Australia’s education system has “failed a generation” of school children, with student outcomes declining in reading, science, and maths over the last 18 years, requiring urgent action from government, according to a landmark report.
A review chaired by businessman David Gonski found Australia needs to overhaul its “industrial model” of school education, declaring it no longer helps students maximise their learning growth.
The new report, titled Through Growth to Achievement, makes 23 recommendations around assessment and reporting regimes for federal, state and territory governments.
Its chief insight is that Australia needs to shift away from a year-based curriculum to a curriculum expressed as “learning progressions”, independent of year or age.

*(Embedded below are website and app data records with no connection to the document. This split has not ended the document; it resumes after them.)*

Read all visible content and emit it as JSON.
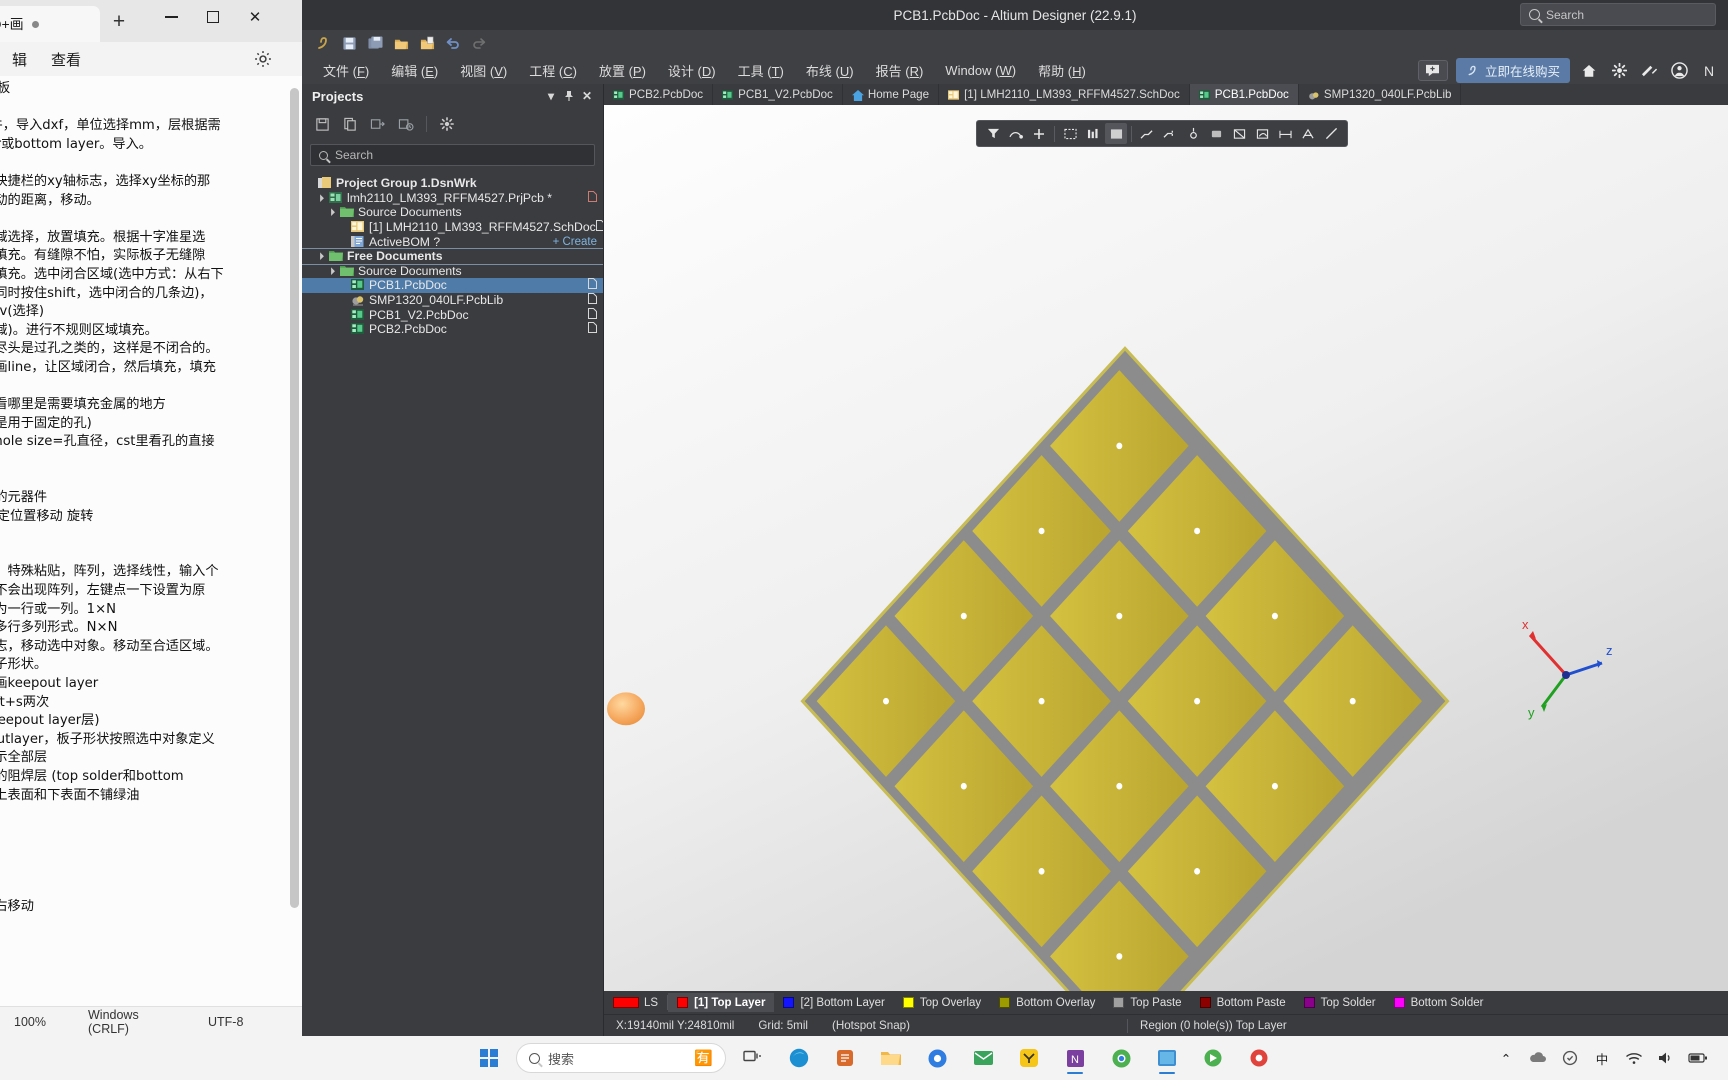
{
  "editor": {
    "tab_title": "入AD+画",
    "new_tab_label": "+",
    "window_buttons": {
      "minimize": "—",
      "maximize": "▢",
      "close": "✕"
    },
    "menus": [
      "辑",
      "查看"
    ],
    "gear_icon": "gear-icon",
    "content": "emo板\n\nb文件，导入dxf，单位选择mm，层根据需\nlayer或bottom layer。导入。\n\n上方快捷栏的xy轴标志，选择xy坐标的那\n要移动的距离，移动。\n\n则区域选择，放置填充。根据十字准星选\n点，填充。有缝隙不怕，实际板子无缝隙\n区域填充。选中闭合区域(选中方式：从右下\n边，同时按住shift，选中闭合的几条边)，\n具)＋v(选择)\n择区域)。进行不规则区域填充。\n区域尽头是过孔之类的，这样是不闭合的。\n孔，画line，让区域闭合，然后填充，填充\n孔。\n井，看哪里是需要填充金属的地方\n一般是用于固定的孔)\n孔，hole size=孔直径，cst里看孔的直接\n\n\n要加的元器件\nxy固定位置移动 旋转\n\n\n编辑，特殊粘贴，阵列，选择线性，输入个\n离。不会出现阵列，左键点一下设置为原\n列，为一行或一列。1×N\n生成多行多列形式。N×N\n动标志，移动选中对象。移动至合适区域。\n置板子形状。\n边缘画keepout layer\n  shift+s两次\n层 (keepout layer层)\nep outlayer，板子形状按照选中对象定义\n，显示全部层\n底层的阻焊层 (top solder和bottom\n使得上表面和下表面不铺绿油\n\n\n\n移动\n\n：左右移动\n放大",
    "status": {
      "zoom": "100%",
      "line_ending": "Windows (CRLF)",
      "encoding": "UTF-8"
    }
  },
  "altium": {
    "title": "PCB1.PcbDoc - Altium Designer (22.9.1)",
    "search_placeholder": "Search",
    "quick_toolbar": [
      "altium-logo-icon",
      "save-icon",
      "save-all-icon",
      "open-icon",
      "open-project-icon",
      "undo-icon",
      "redo-icon"
    ],
    "menus": [
      {
        "label": "文件",
        "accel": "F"
      },
      {
        "label": "编辑",
        "accel": "E"
      },
      {
        "label": "视图",
        "accel": "V"
      },
      {
        "label": "工程",
        "accel": "C"
      },
      {
        "label": "放置",
        "accel": "P"
      },
      {
        "label": "设计",
        "accel": "D"
      },
      {
        "label": "工具",
        "accel": "T"
      },
      {
        "label": "布线",
        "accel": "U"
      },
      {
        "label": "报告",
        "accel": "R"
      },
      {
        "label": "Window",
        "accel": "W"
      },
      {
        "label": "帮助",
        "accel": "H"
      }
    ],
    "buy_button": "立即在线购买",
    "right_icons": [
      "chat-icon",
      "home-icon",
      "gear-icon",
      "notifications-icon",
      "account-icon",
      "menu-icon"
    ],
    "projects_panel": {
      "title": "Projects",
      "header_buttons": [
        "chevron-down-icon",
        "pin-icon",
        "close-icon"
      ],
      "toolbar_icons": [
        "save-icon",
        "copy-icon",
        "compile-icon",
        "history-icon",
        "settings-icon"
      ],
      "search_placeholder": "Search",
      "tree": [
        {
          "indent": 0,
          "arrow": "",
          "icon": "workspace-icon",
          "label": "Project Group 1.DsnWrk",
          "right": "",
          "bold": true,
          "selected": false,
          "boxed": false
        },
        {
          "indent": 1,
          "arrow": "▲",
          "icon": "pcb-project-icon",
          "label": "lmh2110_LM393_RFFM4527.PrjPcb *",
          "right": "doc-red",
          "bold": false,
          "selected": false,
          "boxed": false
        },
        {
          "indent": 2,
          "arrow": "▲",
          "icon": "folder-icon",
          "label": "Source Documents",
          "right": "",
          "bold": false,
          "selected": false,
          "boxed": false
        },
        {
          "indent": 3,
          "arrow": "",
          "icon": "sch-icon",
          "label": "[1] LMH2110_LM393_RFFM4527.SchDoc",
          "right": "doc",
          "bold": false,
          "selected": false,
          "boxed": false
        },
        {
          "indent": 3,
          "arrow": "",
          "icon": "bom-icon",
          "label": "ActiveBOM ?",
          "right": "+ Create",
          "bold": false,
          "selected": false,
          "boxed": false
        },
        {
          "indent": 1,
          "arrow": "▲",
          "icon": "folder-icon",
          "label": "Free Documents",
          "right": "",
          "bold": true,
          "selected": false,
          "boxed": true
        },
        {
          "indent": 2,
          "arrow": "▲",
          "icon": "folder-icon",
          "label": "Source Documents",
          "right": "",
          "bold": false,
          "selected": false,
          "boxed": false
        },
        {
          "indent": 3,
          "arrow": "",
          "icon": "pcb-icon",
          "label": "PCB1.PcbDoc",
          "right": "doc",
          "bold": false,
          "selected": true,
          "boxed": false
        },
        {
          "indent": 3,
          "arrow": "",
          "icon": "pcblib-icon",
          "label": "SMP1320_040LF.PcbLib",
          "right": "doc",
          "bold": false,
          "selected": false,
          "boxed": false
        },
        {
          "indent": 3,
          "arrow": "",
          "icon": "pcb-icon",
          "label": "PCB1_V2.PcbDoc",
          "right": "doc",
          "bold": false,
          "selected": false,
          "boxed": false
        },
        {
          "indent": 3,
          "arrow": "",
          "icon": "pcb-icon",
          "label": "PCB2.PcbDoc",
          "right": "doc",
          "bold": false,
          "selected": false,
          "boxed": false
        }
      ]
    },
    "doc_tabs": [
      {
        "label": "PCB2.PcbDoc",
        "icon": "pcb-icon",
        "active": false
      },
      {
        "label": "PCB1_V2.PcbDoc",
        "icon": "pcb-icon",
        "active": false
      },
      {
        "label": "Home Page",
        "icon": "home-icon",
        "active": false
      },
      {
        "label": "[1] LMH2110_LM393_RFFM4527.SchDoc",
        "icon": "sch-icon",
        "active": false
      },
      {
        "label": "PCB1.PcbDoc",
        "icon": "pcb-icon",
        "active": true
      },
      {
        "label": "SMP1320_040LF.PcbLib",
        "icon": "pcblib-icon",
        "active": false
      }
    ],
    "float_toolbar": [
      "filter-icon",
      "net-icon",
      "add-icon",
      "select-rect-icon",
      "align-icon",
      "fill-icon",
      "route-icon",
      "via-icon",
      "component-icon",
      "polygon-icon",
      "arc-icon",
      "dimension-icon",
      "text-icon",
      "line-icon"
    ],
    "layers": [
      {
        "label": "LS",
        "color": "#ff0000",
        "active": false,
        "isLS": true
      },
      {
        "label": "[1] Top Layer",
        "color": "#ff0000",
        "active": true
      },
      {
        "label": "[2] Bottom Layer",
        "color": "#1414ff",
        "active": false
      },
      {
        "label": "Top Overlay",
        "color": "#ffff00",
        "active": false
      },
      {
        "label": "Bottom Overlay",
        "color": "#9c9c00",
        "active": false
      },
      {
        "label": "Top Paste",
        "color": "#a0a0a0",
        "active": false
      },
      {
        "label": "Bottom Paste",
        "color": "#8c0000",
        "active": false
      },
      {
        "label": "Top Solder",
        "color": "#8b008b",
        "active": false
      },
      {
        "label": "Bottom Solder",
        "color": "#ff00ff",
        "active": false
      }
    ],
    "status": {
      "coords": "X:19140mil Y:24810mil",
      "grid": "Grid: 5mil",
      "snap": "(Hotspot Snap)",
      "selection": "Region (0 hole(s)) Top Layer"
    },
    "axis_labels": {
      "x": "x",
      "y": "y",
      "z": "z"
    }
  },
  "taskbar": {
    "search_placeholder": "搜索",
    "search_icon": "search-icon",
    "start_icon": "windows-start-icon",
    "apps": [
      "task-view-icon",
      "edge-icon",
      "store-icon",
      "explorer-icon",
      "browser-icon",
      "mail-icon",
      "yy-icon",
      "onenote-icon",
      "chrome-icon",
      "altium-icon",
      "misc-icon",
      "player-icon"
    ],
    "tray": {
      "chevron": "⌃",
      "ime": "中",
      "network": "wifi-icon",
      "volume": "volume-icon",
      "clock": ""
    }
  }
}
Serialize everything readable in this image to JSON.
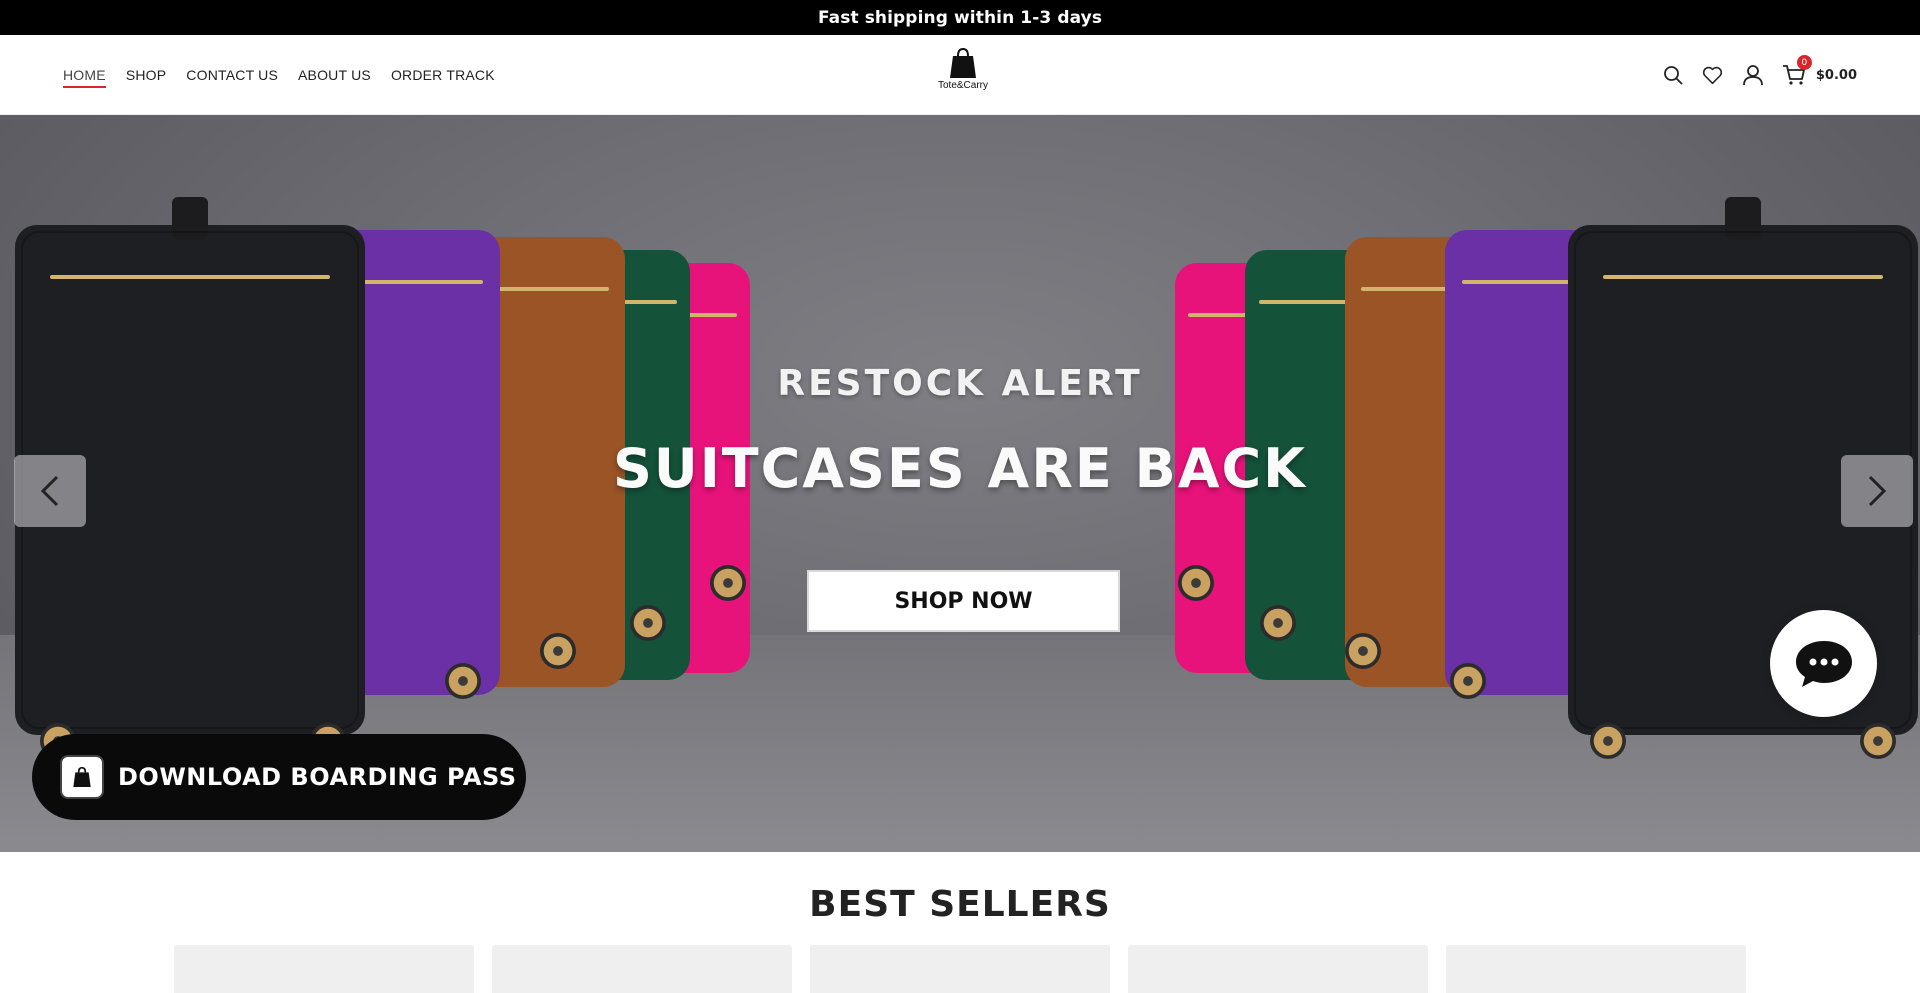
{
  "announcement": "Fast shipping within 1-3 days",
  "nav": {
    "items": [
      {
        "label": "HOME",
        "active": true
      },
      {
        "label": "SHOP",
        "active": false
      },
      {
        "label": "CONTACT US",
        "active": false
      },
      {
        "label": "ABOUT US",
        "active": false
      },
      {
        "label": "ORDER TRACK",
        "active": false
      }
    ]
  },
  "logo": {
    "text": "Tote&Carry"
  },
  "header_icons": [
    "search-icon",
    "heart-icon",
    "user-icon",
    "cart-icon"
  ],
  "cart": {
    "count": "0",
    "total": "$0.00"
  },
  "hero": {
    "kicker": "RESTOCK ALERT",
    "headline": "SUITCASES ARE BACK",
    "cta": "SHOP NOW",
    "prev_icon": "chevron-left-icon",
    "next_icon": "chevron-right-icon"
  },
  "boarding_pass": {
    "label": "DOWNLOAD BOARDING PASS"
  },
  "chat": {
    "icon": "chat-icon"
  },
  "best_sellers": {
    "title": "BEST SELLERS"
  },
  "colors": {
    "accent": "#d9252b",
    "topbar": "#000000",
    "suitcase_black": "#1e1f22",
    "suitcase_purple": "#6b2fa6",
    "suitcase_brown": "#9a5426",
    "suitcase_green": "#14523a",
    "suitcase_pink": "#e8137a"
  }
}
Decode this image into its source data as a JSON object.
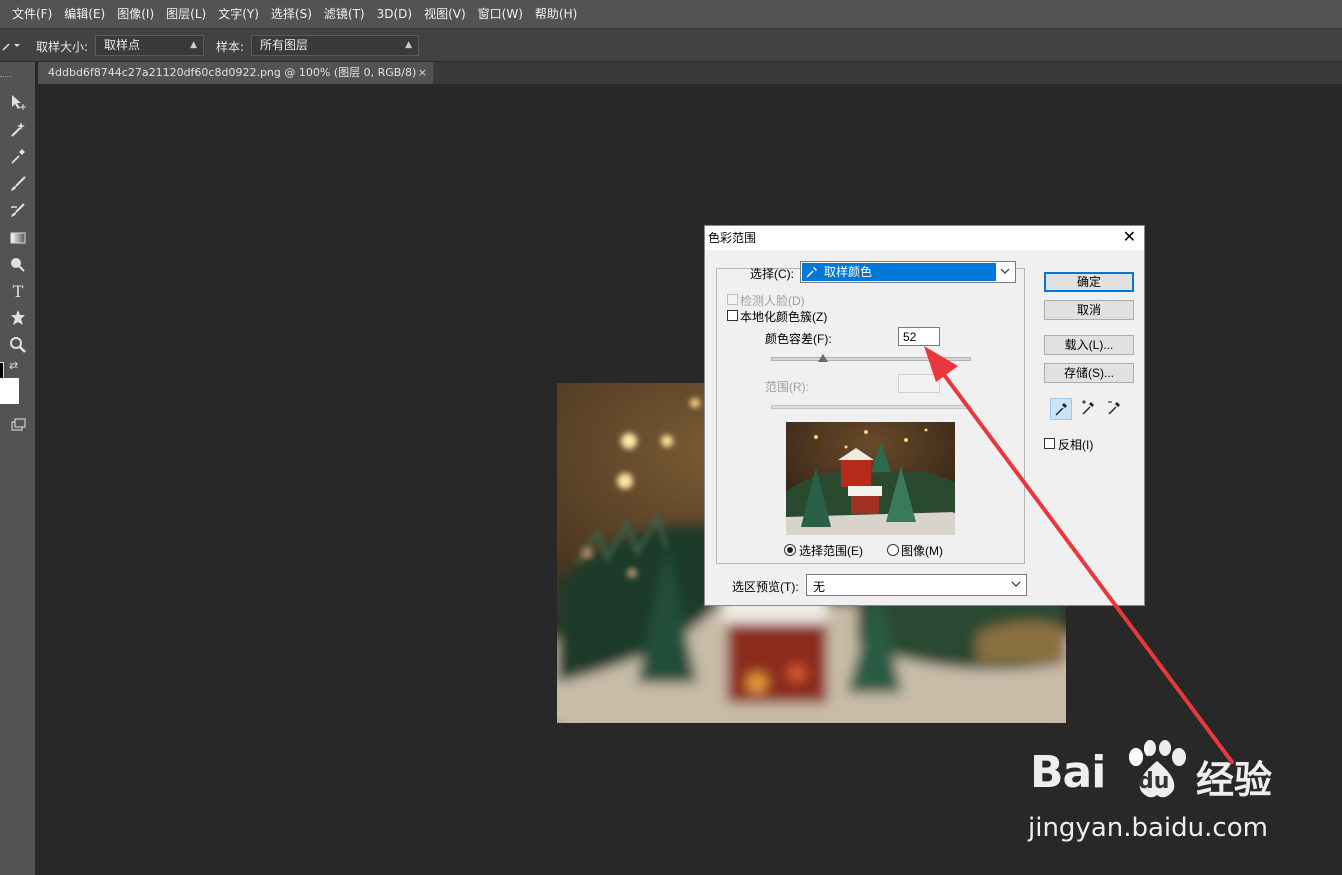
{
  "menubar": {
    "items": [
      "文件(F)",
      "编辑(E)",
      "图像(I)",
      "图层(L)",
      "文字(Y)",
      "选择(S)",
      "滤镜(T)",
      "3D(D)",
      "视图(V)",
      "窗口(W)",
      "帮助(H)"
    ]
  },
  "options_bar": {
    "sample_size_label": "取样大小:",
    "sample_size_value": "取样点",
    "sample_label": "样本:",
    "sample_value": "所有图层"
  },
  "document_tab": {
    "title": "4ddbd6f8744c27a21120df60c8d0922.png @ 100% (图层 0, RGB/8)",
    "close": "×"
  },
  "toolbar": {
    "tools": [
      "move-tool-icon",
      "magic-wand-icon",
      "eyedropper-icon",
      "brush-icon",
      "history-brush-icon",
      "gradient-icon",
      "dodge-icon",
      "type-tool-icon",
      "shape-tool-icon",
      "zoom-tool-icon",
      "swap-colors-icon",
      "screen-mode-icon"
    ],
    "type_glyph": "T",
    "swap_glyph": "⇄"
  },
  "dialog": {
    "title": "色彩范围",
    "close": "✕",
    "select_label": "选择(C):",
    "select_value": "取样颜色",
    "detect_faces_label": "检测人脸(D)",
    "localized_label": "本地化颜色簇(Z)",
    "fuzziness_label": "颜色容差(F):",
    "fuzziness_value": "52",
    "fuzziness_fraction": 0.26,
    "range_label": "范围(R):",
    "range_value": "",
    "radio_selection": "选择范围(E)",
    "radio_image": "图像(M)",
    "preview_label": "选区预览(T):",
    "preview_value": "无",
    "buttons": {
      "ok": "确定",
      "cancel": "取消",
      "load": "载入(L)...",
      "save": "存储(S)..."
    },
    "invert_label": "反相(I)"
  },
  "watermark": {
    "brand": "Bai",
    "brand_du": "du",
    "brand_suffix": "经验",
    "url": "jingyan.baidu.com"
  },
  "colors": {
    "accent": "#0078d7",
    "arrow": "#e8383d",
    "ps_dark": "#282828",
    "ps_panel": "#535353"
  }
}
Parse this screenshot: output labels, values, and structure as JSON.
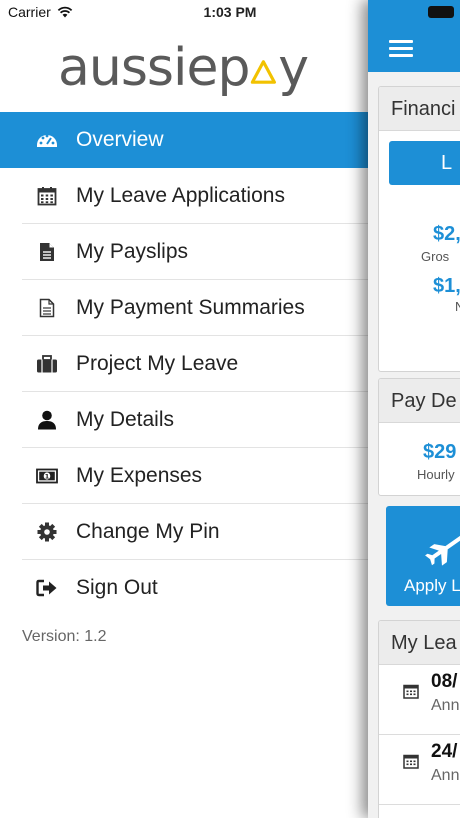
{
  "status_bar": {
    "carrier": "Carrier",
    "time": "1:03 PM"
  },
  "drawer": {
    "logo": {
      "text_before": "aussiep",
      "text_after": "y",
      "accent_color": "#f2c200"
    },
    "menu_items": [
      {
        "label": "Overview",
        "icon": "dashboard-icon",
        "active": true
      },
      {
        "label": "My Leave Applications",
        "icon": "calendar-icon",
        "active": false
      },
      {
        "label": "My Payslips",
        "icon": "document-icon",
        "active": false
      },
      {
        "label": "My Payment Summaries",
        "icon": "document-outline-icon",
        "active": false
      },
      {
        "label": "Project My Leave",
        "icon": "briefcase-icon",
        "active": false
      },
      {
        "label": "My Details",
        "icon": "user-icon",
        "active": false
      },
      {
        "label": "My Expenses",
        "icon": "money-icon",
        "active": false
      },
      {
        "label": "Change My Pin",
        "icon": "gear-icon",
        "active": false
      },
      {
        "label": "Sign Out",
        "icon": "sign-out-icon",
        "active": false
      }
    ],
    "version": "Version: 1.2"
  },
  "main": {
    "accent_color": "#1d8fd6",
    "financial_card": {
      "title": "Financi",
      "button_label": "L",
      "amount_1": "$2,",
      "amount_1_sub": "Gros",
      "amount_2": "$1,",
      "amount_2_sub": "N"
    },
    "pay_card": {
      "title": "Pay De",
      "amount": "$29",
      "amount_sub": "Hourly"
    },
    "apply_tile": {
      "label": "Apply L",
      "icon": "airplane-icon"
    },
    "leave_card": {
      "title": "My Lea",
      "rows": [
        {
          "date": "08/",
          "type": "Ann"
        },
        {
          "date": "24/",
          "type": "Ann"
        }
      ]
    }
  }
}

It says Australia’s industrial model of school education, which reflects a 20th century aspiration to deliver mass education to all children, is detrimental to individual student outcomes because it focuses on trying to ensure that millions of students attain specified learning outcomes for their grade and age before moving them in lock-step to the next year of schooling.
“It is not designed to differentiate learning or stretch all students to ensure they achieve maximum learning growth every year, nor does it incentivise schools to innovate and continuously improve,” the report says.
“Australia needs to review and change its model for school education,” it says.
The report was commissioned by Simon Birmingham, the federal education minister, after the Turnbull government’s “Gonski 2.0” school funding plan was passed by parliament last year.